Segment Open

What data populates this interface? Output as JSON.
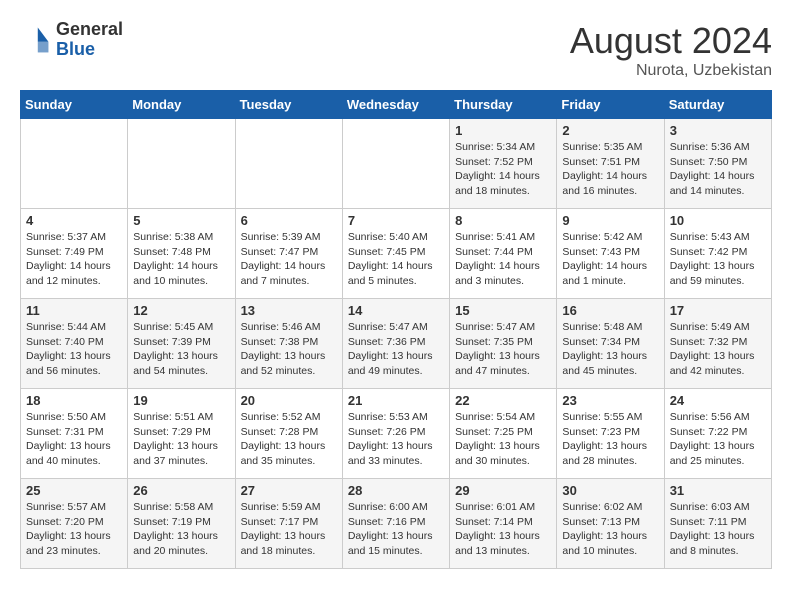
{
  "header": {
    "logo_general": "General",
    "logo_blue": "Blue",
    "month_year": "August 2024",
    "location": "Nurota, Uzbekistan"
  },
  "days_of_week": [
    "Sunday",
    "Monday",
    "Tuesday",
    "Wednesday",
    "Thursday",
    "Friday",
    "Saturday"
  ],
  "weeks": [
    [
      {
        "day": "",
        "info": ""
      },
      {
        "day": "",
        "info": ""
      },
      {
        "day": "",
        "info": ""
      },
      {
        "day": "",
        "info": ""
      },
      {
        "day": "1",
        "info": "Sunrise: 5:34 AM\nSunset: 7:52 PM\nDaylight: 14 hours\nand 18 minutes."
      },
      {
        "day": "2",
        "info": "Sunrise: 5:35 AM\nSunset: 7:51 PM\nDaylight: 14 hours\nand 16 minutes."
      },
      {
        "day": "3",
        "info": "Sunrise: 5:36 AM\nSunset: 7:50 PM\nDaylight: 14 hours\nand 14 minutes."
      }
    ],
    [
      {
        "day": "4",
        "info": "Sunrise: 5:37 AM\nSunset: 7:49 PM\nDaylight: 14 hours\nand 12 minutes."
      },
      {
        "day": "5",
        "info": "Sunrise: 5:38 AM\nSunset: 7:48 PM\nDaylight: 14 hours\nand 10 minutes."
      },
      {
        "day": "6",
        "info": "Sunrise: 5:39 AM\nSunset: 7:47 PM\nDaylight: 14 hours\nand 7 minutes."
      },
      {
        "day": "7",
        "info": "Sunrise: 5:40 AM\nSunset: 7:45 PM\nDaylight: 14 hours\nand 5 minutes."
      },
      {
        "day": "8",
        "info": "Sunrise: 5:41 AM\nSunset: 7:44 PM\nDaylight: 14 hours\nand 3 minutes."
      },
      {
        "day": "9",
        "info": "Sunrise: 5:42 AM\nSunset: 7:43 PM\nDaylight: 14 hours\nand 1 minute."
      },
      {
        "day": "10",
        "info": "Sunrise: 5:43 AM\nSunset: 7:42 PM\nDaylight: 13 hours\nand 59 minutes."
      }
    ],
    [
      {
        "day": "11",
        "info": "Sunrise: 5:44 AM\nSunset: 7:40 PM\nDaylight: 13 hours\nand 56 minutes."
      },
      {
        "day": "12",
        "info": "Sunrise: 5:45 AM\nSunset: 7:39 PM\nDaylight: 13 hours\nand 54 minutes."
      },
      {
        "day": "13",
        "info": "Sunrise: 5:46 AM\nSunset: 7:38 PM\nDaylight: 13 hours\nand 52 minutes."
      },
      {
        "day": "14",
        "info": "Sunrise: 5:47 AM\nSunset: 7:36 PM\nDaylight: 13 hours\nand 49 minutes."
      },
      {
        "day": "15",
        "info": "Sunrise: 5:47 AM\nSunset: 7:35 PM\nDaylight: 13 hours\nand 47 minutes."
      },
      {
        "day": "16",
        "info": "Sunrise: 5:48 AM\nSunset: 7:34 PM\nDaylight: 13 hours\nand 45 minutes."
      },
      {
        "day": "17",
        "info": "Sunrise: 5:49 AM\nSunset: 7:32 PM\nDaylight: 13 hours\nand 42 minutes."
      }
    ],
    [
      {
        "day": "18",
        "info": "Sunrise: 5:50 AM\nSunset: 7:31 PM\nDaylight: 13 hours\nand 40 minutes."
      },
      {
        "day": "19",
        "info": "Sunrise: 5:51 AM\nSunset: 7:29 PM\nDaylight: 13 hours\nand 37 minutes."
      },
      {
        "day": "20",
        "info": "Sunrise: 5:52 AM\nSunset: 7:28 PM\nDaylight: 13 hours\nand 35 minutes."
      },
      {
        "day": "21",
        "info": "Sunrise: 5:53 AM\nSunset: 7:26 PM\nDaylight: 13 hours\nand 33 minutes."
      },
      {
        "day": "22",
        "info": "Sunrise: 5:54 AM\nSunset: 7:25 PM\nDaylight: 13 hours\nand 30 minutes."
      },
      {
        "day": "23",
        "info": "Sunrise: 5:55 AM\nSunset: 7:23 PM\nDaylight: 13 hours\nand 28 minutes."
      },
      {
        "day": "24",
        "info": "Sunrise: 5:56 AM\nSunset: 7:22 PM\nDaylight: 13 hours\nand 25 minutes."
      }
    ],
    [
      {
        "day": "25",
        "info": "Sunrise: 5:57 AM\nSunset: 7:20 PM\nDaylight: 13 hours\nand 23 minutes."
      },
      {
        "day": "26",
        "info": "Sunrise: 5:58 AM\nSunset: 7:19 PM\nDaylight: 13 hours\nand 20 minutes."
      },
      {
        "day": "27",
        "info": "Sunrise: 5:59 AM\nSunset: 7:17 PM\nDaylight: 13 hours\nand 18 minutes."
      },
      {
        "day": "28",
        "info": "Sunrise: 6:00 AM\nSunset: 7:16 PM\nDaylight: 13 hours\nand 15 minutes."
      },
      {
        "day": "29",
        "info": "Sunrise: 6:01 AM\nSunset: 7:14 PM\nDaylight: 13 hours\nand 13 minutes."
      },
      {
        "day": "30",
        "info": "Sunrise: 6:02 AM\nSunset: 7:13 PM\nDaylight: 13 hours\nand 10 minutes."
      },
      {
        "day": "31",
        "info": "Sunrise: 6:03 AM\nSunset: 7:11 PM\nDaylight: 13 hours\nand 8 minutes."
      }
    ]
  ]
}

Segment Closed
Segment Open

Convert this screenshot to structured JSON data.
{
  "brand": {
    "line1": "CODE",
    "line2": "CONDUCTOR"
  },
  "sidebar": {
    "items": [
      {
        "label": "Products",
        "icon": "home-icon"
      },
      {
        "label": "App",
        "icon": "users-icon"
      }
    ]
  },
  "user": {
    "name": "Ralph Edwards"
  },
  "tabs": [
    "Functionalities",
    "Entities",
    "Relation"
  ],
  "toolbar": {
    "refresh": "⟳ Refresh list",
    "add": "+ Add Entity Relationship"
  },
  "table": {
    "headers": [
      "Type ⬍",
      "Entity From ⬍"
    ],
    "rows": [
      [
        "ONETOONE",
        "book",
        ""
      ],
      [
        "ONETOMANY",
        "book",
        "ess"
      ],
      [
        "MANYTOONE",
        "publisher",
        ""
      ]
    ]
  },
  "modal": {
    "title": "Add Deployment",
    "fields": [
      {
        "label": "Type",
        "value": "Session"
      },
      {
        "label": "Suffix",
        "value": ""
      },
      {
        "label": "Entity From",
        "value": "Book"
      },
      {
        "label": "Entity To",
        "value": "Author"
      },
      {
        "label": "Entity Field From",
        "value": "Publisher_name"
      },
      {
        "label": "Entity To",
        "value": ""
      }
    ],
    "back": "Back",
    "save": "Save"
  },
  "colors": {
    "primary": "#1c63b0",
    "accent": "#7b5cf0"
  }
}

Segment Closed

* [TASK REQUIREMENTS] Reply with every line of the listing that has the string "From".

* [RESPONSE TO THIS TASK]
      "Entity From ⬍"
        "label": "Entity From",
        "label": "Entity Field From",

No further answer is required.